Due to a zoning bylaw, the Saskatoon Indian & Metis Friendship Centre Day Care Council had to apply for a special approval in order to continue operating at 168 Wall Street. City council may grant this approval at its own discretion under a local bylaw.

There were four businessmen in the vicinity opposed to the location of the centre.

Concern over supervision, traffic volume, parking facilities, obscene writing on the walls, and broken windows, were some of the reasons cited for the opposition to the centre's location.

Thelma Tootoosis, chairman of the daycare council, presented a brief to city council emphasizing the high level of supervision maintained at all times. The daycare council has also maintained strict adherence to all provincial daycare regulations.

Linda Opoonechaw, a concerned parent, said she could not understand how a child of pre-school age could manage to write obscene letters on the walls of neighbouring buildings.

There are identical traffic volumes, and parking facilities, at at least three other daycare centres in the city said Dayle Norman, a supporter of the Saskatoon Indian and Metis Friendship Centre Day Care Council and an employee of another daycare centre in the city.

The Native daycare centre has been in operation since June 1979. It is sponsored, controlled, staffed, and used by native people, primarily by students attending post-secondary educational institutions and living on limited and/or fixed budgets.

The Day Care Council is comprised of 51 per cent parents utilizing the centre.

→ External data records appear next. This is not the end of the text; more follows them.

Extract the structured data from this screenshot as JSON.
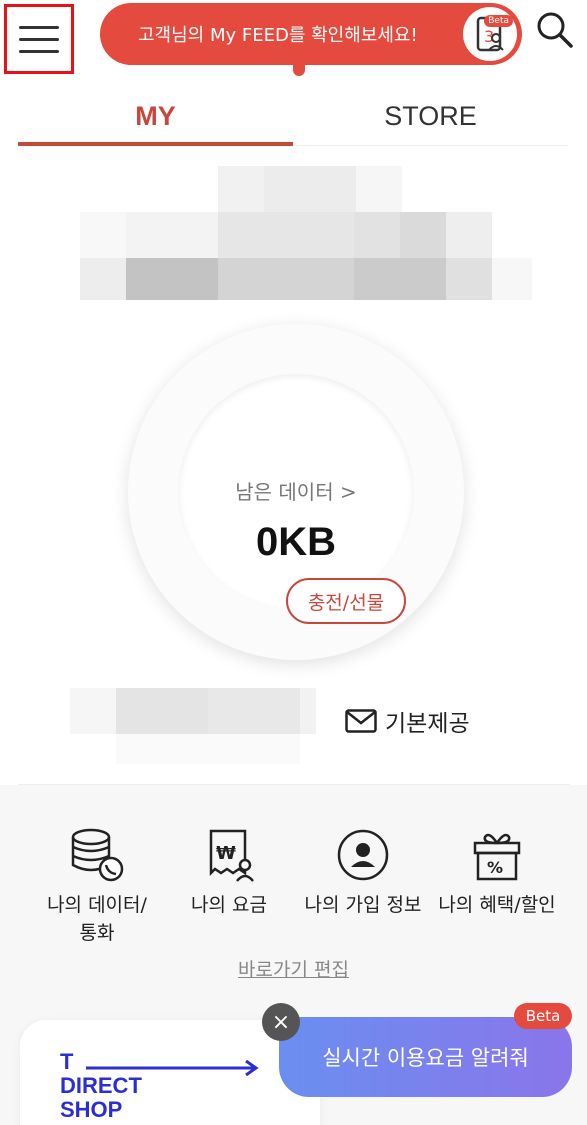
{
  "header": {
    "feed_banner_text": "고객님의 My FEED를 확인해보세요!",
    "feed_badge": "Beta",
    "icons": {
      "menu": "hamburger-menu-icon",
      "search": "search-icon",
      "feed": "feed-profile-icon"
    }
  },
  "tabs": [
    {
      "label": "MY",
      "active": true
    },
    {
      "label": "STORE",
      "active": false
    }
  ],
  "data_ring": {
    "label": "남은 데이터 >",
    "value": "0KB",
    "charge_button": "충전/선물"
  },
  "basic_offer": {
    "label": "기본제공",
    "icon": "mail-icon"
  },
  "shortcuts": [
    {
      "label": "나의 데이터/\n통화",
      "icon": "data-call-icon"
    },
    {
      "label": "나의 요금",
      "icon": "bill-icon"
    },
    {
      "label": "나의 가입 정보",
      "icon": "user-info-icon"
    },
    {
      "label": "나의 혜택/할인",
      "icon": "gift-discount-icon"
    }
  ],
  "shortcut_edit_link": "바로가기 편집",
  "direct_shop": {
    "line1": "T",
    "line2": "DIRECT",
    "line3": "SHOP"
  },
  "realtime_popup": {
    "text": "실시간 이용요금 알려줘",
    "badge": "Beta",
    "close": "×"
  },
  "colors": {
    "accent": "#e54a3f",
    "tab_active": "#c8473d",
    "direct_shop_blue": "#2b2fd0"
  }
}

As a pilot project, it received a start-up grant to ensure operation for four years. This grant was held up while the daycare council was involved with city council. They had to borrow money from the bank in order to maintain operation.

Without the discretionary go-ahead from city council, the daycare centre would have had to shut down operations and look for new facilities. Their license would have been revoked and re-application would have been necessary when new facilities were found.


First Indian Day Care Centre Fully Operational: Second May Follow

Deanna Wuttunee

SASKATCHEWAN INDIAN      JUNE/JULY 1980      v10 n6&7 p23  

Native women in Regina are also in the process of setting up meetings to discuss the development of a daycare centre.

A subsidy fee of $150 maximum is available to parents who have children in a daycare centre, and Indian people, especially students coming to Saskatoon, are urged to submit their applications for daycare as soon as possible.

"It is now possible for single parents to upgrade themselves and further their education without worrying about the additional burden of childcare finances, and be assured that their children are in a bright, happy atmosphere", said Thelma Tootoosis.

Betty Ann Pooyak with some of the children.
The Childeren listen attentively to day care worker Betty Ann Pooyak